Q: With the Colts releasing Samson Satele, it seems obvious that they will go after a center - will it be Cleveland Browns center Alex Mack, who is due to become a free agent next Tuesday?

A: I'm a big fan of Alex Mack, as are many Colts fans now, but I would be very surprised if the Colts got in the running for the Browns center.  The Browns placed a transition tag on him this week, which means that the Browns will have the right to match any offer another team makes for him.  And honestly, why wouldn't the Browns match an offer unless it was incredibly unreasonable?  I expect any reasonable offer to be matched by the Browns, which leaves a team wanting Mack's services - like the Colts - to have to throw an incredibly high deal at Mack so that the Browns won't match it.  I think Mack is one of the best centers in the league and I think it's an important position that the Colts clearly need help at, but I don't think it would be the wisest use of their money for the Colts to actually sign Mack and I don't expect it to happen.  Instead, I would expect the Colts to go after one of the other upcoming free agent centers, such as the Saints' Brian de la Puente, the Packers' Evan Dietrich-Smith, or the 49ers' Jonathan Goodwin.

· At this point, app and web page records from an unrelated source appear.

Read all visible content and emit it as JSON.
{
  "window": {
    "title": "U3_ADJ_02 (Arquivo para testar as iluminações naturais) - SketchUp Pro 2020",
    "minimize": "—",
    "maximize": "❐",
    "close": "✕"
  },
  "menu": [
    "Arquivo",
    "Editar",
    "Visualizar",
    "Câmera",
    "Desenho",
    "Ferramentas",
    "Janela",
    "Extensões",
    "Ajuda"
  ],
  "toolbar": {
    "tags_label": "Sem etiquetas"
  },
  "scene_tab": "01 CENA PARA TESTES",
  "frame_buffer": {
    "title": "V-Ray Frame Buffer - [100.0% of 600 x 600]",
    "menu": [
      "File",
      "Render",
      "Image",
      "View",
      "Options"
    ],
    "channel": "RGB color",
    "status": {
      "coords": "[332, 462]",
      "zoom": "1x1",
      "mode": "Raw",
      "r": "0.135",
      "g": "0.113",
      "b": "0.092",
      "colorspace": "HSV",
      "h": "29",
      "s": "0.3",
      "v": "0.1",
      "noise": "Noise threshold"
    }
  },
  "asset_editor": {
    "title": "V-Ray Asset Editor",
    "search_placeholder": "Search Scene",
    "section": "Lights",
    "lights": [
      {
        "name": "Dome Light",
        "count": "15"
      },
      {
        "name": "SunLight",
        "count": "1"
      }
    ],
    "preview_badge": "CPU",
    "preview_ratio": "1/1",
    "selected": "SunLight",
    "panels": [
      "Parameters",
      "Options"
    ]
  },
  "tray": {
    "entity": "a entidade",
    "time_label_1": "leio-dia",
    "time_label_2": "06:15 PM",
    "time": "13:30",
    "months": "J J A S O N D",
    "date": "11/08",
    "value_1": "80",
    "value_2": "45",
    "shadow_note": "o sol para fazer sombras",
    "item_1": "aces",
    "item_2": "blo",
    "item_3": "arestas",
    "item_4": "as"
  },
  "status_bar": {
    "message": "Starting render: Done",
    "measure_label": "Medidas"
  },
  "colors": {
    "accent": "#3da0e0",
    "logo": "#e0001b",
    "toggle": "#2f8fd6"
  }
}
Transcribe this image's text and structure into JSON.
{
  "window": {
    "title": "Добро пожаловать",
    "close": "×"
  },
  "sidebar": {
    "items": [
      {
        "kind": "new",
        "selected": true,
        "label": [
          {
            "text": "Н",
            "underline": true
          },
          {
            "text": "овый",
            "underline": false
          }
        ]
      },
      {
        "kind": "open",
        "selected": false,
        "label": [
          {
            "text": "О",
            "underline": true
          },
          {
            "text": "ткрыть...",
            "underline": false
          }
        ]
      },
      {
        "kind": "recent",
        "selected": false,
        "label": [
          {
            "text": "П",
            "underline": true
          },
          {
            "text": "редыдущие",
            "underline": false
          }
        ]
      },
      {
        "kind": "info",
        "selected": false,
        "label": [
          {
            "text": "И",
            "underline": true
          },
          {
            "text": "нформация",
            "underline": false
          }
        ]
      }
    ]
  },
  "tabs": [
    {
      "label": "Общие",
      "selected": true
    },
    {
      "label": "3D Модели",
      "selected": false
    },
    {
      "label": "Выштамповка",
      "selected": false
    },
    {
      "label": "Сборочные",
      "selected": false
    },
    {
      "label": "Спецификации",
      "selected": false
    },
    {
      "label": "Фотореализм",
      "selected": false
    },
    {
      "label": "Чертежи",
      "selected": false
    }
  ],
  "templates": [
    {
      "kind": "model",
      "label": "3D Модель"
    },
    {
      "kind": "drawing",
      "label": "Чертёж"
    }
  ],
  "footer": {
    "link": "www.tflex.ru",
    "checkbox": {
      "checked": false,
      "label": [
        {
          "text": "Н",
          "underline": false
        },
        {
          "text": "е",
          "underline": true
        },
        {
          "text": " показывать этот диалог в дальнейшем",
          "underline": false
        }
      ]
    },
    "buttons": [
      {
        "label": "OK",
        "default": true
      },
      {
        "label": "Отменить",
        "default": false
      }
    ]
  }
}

Q: Are the Colts still planning to re-sign cornerback Vontae Davis after paying Jackson a lot of money?

A: Yes, they are.  As I explained in my first answer, they have the money to do it.  Earlier this week, the Dolphins gave cornerback Brent Grimes a 4-year, $32 million deal for an average of $8 million a year.  That set the market for cornerbacks and I would fully expect Davis to get around the same deal, maybe slightly higher - but definitely in the ballpark.  I know definitively that the Colts absolutely want to still re-sign Davis and I know that it is still a priority for them, and based on what I'm hearing I still expect the Colts to reach an agreement with him before free agency starts.  They would love to get him agreed to a deal before Saturday, when teams can begin talking to other team's free agents in advance of free agency officially beginning Tuesday at 4:00 p.m.  The Colts would love to get Davis under wraps before he can begin talking to other teams, but it would be a good negotiating tool for Davis to see what other teams are willing to offer him.  I'm not sure when exactly a deal will come, but both the Colts and Davis seem to want it to happen and I would expect him to be signed before free agency begins.  Again, nothing is certain until it's official, but as of right now I would be surprised if Davis reached the open market next Tuesday.